Despite a diminished role in Chrysler’s hierarchy, the Omni and Horizon enjoyed respectable sales, even experiencing somewhat of a resurgence mid-decade. They quietly soldiered on through the end of the 1980s, sticking around for the inaugural year of the 1990s. In spite of this, the Omni and Horizon were not neglected. Trim details and equipment levels were expectedly shuffled around every few years, with new seat designs, upholsteries, and wheel covers among the visual changes.
The K-cars’ slightly more robust 2.2L inline-4 was added as an option in 1981, mated to either a new 4-speed manual with overdrive or the Torqueflite automatic gearbox. The Simca 1.6L finally found its way into the American Omnirizon in 1983, replacing the VW engine as the base power plant. The 2.2L would become the only engine from 1987-on, finally gaining electronic fuel injection in 1988.
New taillights also came for 1983, with each brand getting its own design. The following year, the cars received new front fascias with brand-specific grilles. Inside, a slightly revised upper dash with new gauge cluster came for 1984, along with two new cloth-and-vinyl sport bucket seat designs for the base and up-level SE models.

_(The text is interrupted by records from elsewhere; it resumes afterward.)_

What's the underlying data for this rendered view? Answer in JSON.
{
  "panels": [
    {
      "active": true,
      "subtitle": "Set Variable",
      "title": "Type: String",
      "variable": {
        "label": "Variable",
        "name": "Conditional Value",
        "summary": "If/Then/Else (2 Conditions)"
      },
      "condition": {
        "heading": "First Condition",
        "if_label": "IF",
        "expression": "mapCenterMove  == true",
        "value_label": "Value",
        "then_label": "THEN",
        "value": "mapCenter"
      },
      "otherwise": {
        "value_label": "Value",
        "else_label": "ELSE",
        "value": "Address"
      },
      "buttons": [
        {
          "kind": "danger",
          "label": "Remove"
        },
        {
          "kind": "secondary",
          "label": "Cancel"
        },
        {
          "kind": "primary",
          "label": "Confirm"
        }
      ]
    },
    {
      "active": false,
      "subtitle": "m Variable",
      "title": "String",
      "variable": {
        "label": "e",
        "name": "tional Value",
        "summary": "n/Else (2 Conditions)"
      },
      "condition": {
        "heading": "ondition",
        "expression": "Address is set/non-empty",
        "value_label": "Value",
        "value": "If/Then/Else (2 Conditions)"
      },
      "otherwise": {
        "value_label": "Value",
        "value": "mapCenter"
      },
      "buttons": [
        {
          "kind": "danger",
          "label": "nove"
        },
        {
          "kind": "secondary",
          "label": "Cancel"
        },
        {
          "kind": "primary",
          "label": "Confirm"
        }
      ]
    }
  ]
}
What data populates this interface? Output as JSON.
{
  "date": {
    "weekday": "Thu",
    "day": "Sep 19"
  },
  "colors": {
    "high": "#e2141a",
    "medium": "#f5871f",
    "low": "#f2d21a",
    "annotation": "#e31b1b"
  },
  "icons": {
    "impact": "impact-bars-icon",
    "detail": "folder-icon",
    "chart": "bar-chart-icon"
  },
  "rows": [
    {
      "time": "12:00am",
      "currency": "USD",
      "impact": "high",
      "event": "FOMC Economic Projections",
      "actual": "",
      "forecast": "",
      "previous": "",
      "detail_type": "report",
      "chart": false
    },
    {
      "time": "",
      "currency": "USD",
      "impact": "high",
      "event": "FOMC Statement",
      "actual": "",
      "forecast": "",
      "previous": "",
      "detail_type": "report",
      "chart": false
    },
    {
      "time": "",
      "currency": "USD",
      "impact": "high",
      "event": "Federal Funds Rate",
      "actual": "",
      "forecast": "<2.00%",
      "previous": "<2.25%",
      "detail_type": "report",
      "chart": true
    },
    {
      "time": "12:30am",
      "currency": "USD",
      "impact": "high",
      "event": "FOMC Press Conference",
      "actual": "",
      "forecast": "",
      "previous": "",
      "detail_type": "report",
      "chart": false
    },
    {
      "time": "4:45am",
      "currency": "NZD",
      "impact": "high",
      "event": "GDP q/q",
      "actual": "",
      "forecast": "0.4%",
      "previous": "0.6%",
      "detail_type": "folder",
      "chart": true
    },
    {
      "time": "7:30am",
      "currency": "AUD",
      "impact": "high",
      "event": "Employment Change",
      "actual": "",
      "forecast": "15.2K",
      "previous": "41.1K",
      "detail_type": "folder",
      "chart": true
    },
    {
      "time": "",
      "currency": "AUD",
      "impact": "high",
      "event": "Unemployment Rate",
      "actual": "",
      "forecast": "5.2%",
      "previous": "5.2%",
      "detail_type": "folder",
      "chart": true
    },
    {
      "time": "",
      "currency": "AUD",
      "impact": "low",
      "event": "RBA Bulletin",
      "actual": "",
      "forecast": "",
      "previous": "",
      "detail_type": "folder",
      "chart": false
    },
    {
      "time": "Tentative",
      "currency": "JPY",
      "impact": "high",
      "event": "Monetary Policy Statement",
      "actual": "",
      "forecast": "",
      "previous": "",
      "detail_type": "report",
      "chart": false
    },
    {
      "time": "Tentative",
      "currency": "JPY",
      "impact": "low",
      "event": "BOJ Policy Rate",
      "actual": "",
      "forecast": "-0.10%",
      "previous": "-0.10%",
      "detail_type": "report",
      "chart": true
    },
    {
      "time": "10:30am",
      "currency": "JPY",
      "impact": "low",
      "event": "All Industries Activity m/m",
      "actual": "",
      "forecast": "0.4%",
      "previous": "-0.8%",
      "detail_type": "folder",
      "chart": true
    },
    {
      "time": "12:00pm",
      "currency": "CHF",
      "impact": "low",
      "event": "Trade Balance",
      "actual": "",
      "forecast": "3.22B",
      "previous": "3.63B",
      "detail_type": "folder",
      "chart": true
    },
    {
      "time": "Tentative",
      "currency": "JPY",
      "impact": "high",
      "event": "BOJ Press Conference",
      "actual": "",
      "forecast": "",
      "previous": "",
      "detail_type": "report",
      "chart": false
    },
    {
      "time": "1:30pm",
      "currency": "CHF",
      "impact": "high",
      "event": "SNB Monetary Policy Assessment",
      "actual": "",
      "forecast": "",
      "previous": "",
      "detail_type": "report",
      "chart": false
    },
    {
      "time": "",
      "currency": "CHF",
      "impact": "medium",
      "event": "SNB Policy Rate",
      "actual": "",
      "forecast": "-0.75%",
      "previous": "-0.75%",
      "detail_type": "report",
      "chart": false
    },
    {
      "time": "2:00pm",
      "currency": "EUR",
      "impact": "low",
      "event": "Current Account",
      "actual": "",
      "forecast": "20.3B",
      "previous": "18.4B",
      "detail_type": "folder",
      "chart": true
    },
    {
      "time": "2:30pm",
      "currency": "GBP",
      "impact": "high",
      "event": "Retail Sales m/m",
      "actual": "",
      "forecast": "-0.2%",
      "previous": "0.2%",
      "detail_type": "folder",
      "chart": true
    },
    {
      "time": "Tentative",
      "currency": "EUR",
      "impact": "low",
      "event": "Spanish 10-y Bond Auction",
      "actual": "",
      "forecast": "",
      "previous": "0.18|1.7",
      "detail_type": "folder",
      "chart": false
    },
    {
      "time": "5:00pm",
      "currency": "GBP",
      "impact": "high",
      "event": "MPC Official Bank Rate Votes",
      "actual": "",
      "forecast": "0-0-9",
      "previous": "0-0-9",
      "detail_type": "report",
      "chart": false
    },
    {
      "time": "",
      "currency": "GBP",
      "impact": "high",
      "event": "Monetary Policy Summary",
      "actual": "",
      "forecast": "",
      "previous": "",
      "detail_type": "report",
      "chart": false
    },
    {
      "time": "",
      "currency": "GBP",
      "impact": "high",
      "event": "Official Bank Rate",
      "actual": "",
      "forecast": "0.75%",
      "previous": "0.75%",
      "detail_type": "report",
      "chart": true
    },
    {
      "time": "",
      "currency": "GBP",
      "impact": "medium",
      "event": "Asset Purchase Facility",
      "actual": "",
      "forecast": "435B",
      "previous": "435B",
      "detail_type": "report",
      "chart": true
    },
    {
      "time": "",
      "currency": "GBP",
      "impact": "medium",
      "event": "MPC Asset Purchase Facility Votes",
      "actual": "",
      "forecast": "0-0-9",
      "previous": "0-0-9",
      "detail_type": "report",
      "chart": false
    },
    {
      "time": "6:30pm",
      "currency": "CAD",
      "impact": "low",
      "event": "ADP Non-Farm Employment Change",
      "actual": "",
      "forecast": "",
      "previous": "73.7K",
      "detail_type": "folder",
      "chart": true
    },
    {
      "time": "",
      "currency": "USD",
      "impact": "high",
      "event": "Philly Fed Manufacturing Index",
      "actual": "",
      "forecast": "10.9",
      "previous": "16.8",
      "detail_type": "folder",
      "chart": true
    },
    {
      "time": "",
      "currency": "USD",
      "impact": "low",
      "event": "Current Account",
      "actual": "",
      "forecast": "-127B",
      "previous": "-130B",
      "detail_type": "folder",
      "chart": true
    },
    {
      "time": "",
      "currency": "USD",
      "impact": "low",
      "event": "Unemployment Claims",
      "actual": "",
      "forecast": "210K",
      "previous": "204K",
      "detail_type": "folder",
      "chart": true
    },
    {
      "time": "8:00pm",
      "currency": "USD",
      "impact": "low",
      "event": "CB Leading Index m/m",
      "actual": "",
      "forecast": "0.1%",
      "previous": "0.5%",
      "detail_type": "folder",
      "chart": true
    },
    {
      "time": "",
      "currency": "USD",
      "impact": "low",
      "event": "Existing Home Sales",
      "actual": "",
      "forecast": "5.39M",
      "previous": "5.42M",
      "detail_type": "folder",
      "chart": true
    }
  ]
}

1984 also saw Dodge turn to Carol Shelby to add some spice with the Omni GLH. With a higher compression ratio and revised camshaft profile, output from the 2.2L was up to 110 horsepower and 129 pound-feet of torque. Along with a 5-speed manual, Dodge’s first foray into the hot hatch segment was capable of a zero-to-sixty time of 8.7 seconds. Among other performance modifications, Shelby also added stiffer springs, firmer dampers, bigger brakes, performance tires, and a quicker steering ratio. Cosmetically, the GLH was differentiated from lesser Omnis by its blackout trim, special badging, and 15-inch “Swiss Cheese” aluminum wheels.
For 1985, the GLH was now available with a 2.2L turbo, bumping horsepower up to 146 and torque to 170. A body kit was now standard, as were a new wheel style. For the GLH’s final year in 1986, 500 examples were badged as the Shelby GLHS, gaining a host of additional performance upgrades, most notably a new turbocharger that boosted horsepower and torque to 175 each. Zero-to-sixty times for the GLHS were around 6.5 second. No bad at all for 1986.
With the arrival of the Dodge Shadow/Plymouth Sundance for the 1987 model year, the Omnirizon’s end began to look probable on the horizon. Trim levels and separate options for both the Omni and Horizon were consolidated into a single, standard-equipment “America” trim, with an available Discount Package adding all remaining optional features including upgraded high-back sport buckets, center console, and AM/FM radio. In doing this, Chrysler was able to reduce production costs and complexities, thereby increasing value and quality for the consumer.
With sales holding steady and all tooling for the L-body paid for, each Omni/Horizon sold were pure profit for Chrysler, a key driver in the automaker keeping these cars around for so long, despite newer models superseding any real need for the L-body. The Omnirizon entered the ’90s and its swan song season with several updates including larger exterior mirrors, a driver’s airbag, a new center console, and a redesigned instrument panel with centrally-located HVAC controls.
After thirteen years of production, Chrysler quietly discontinued the Omnirizon duo after the 1990 model year. Total Omni/Horizon production (excluding the 3-door 024/TC3) totaled 1,658,312 units, with the breakdown at 762,552 Omnis and 895,760 Horizons, for a 45.9/54.1 percent split. Largely due to the success and widespread application of the K-platform, the L-body Omni and Horizon are largely forgotten today, despite their unusually long shelf life for a Chrysler product. Regardless of their memorability, the Dodge Omni and Plymouth Horizon were a crucial vehicle in Chrysler’s history, and without them, there likely never would have been the K-car or a Chrysler today.